Play Live Radio
Next Up:
Available On Air Stations

The Tampa Theatre is in line for a $14 million face-lift

The Tampa Theatre in the late afternoon with its lights off.
Sky Lebron
WUSF Public Media
The Tampa Theatre building closed for phase I renovations

The Tampa Community Redevelopment Agency approved $14 million in funding to restore the historic Tampa Theatre.

For nearly 100 years, the Tampa Theatre has been home to classic films, concerts, and special events. But like most buildings of the same age, time has taken its toll.

Unreliable plumbing and a failing air-conditioning unit are among the many issues that the theater faces.

"Well if you own or operate a 97-year-old building, you can basically throw a dart, and anything you hit will need some attention," said John Bell, the theater's president and CEO.

"Specifically, there is a lot of infrastructure work in a building of this size and age that needs to be addressed. And that stuff behind the walls people don't see, but are essential to making a building operate efficiently."

The theater was almost demolished in 1973, but public outcry led to the Tampa City Council to buying and preserving the building. It was named to the National Register of Historic Places in 1978 and was named a Tampa City Landmark in 1988. Many are still passionate about preserving this little piece of 1926.

"We're very committed to presenting an authentic theater that's done the way it was built in 1926, in terms of aesthetics and the paint and plaster and look of the building," Bell said.

The Tampa Community Reservation Agency has approved a $14 million funding request from the theater that will be used to breathe new life into the downtown property, while still keeping its iconic look.

Tampa Theatre

Phase I of the renovations took place in 2017. The seats in the theater, as well as the lobby concession stand were replaced, and the carpet and drapes were replaced to better reflect the original vibrant colors of the interior.

The next phase of renovations includes a second screen room, extra production space and updates to plumbing and the HVAC system.
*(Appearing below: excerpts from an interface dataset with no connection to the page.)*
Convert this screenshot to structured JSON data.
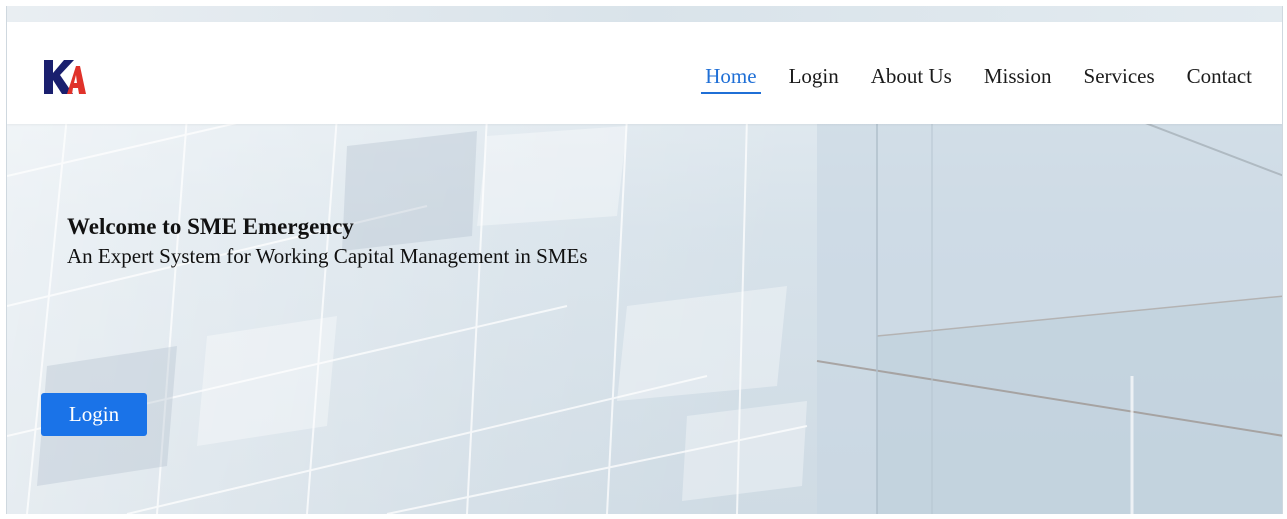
{
  "brand": {
    "logo_icon": "ka-logo-icon",
    "colors": {
      "dark": "#1a1f6e",
      "red": "#e0322a",
      "accent": "#1f6fd6"
    }
  },
  "nav": {
    "items": [
      {
        "label": "Home",
        "active": true
      },
      {
        "label": "Login",
        "active": false
      },
      {
        "label": "About Us",
        "active": false
      },
      {
        "label": "Mission",
        "active": false
      },
      {
        "label": "Services",
        "active": false
      },
      {
        "label": "Contact",
        "active": false
      }
    ]
  },
  "hero": {
    "title": "Welcome to SME Emergency",
    "subtitle": "An Expert System for Working Capital Management in SMEs",
    "login_label": "Login",
    "button_color": "#1a73e8"
  }
}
Bell said some of the latter components date back to the theater's opening when it was the first public building in Tampa with central air conditioning.

"And then on top of that, there's a lot of production and presentation systems that need to be brought up to the 21st century, we're basically an analog theater in a digital world. So we need to provide those systems that artists and performers expect when they walk into a venue in the 21st century," Bell said.
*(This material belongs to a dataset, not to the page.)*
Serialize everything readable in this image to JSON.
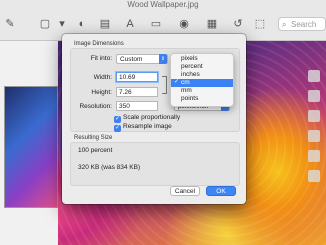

he also wants people to rest assured that the theater's famed 1,400-pipe Wurlitzer organ will remain in the building but be installed in a new location to enhance its performance.

Bell hopes that the restorations will be finished in time for the theater's 100th birthday in 2026.

In addition to being a landmark of the city, the theater is also a strong economic driver. According to Tampa Theatre officials, over 150,000 guests visit year-round and supply more than 240 full-time jobs, generating $800,000 in state tax revenue.

Thomas Ouellette is is the WUSF Rush Family / USF Zimmerman Radio News intern for spring of 2023.
WUSF 89.7 depends on donors for the funding it takes to provide you the most trusted source of news and information here in town, across our state, and around the world. Support WUSF now by giving monthly, or make a one-time donation online.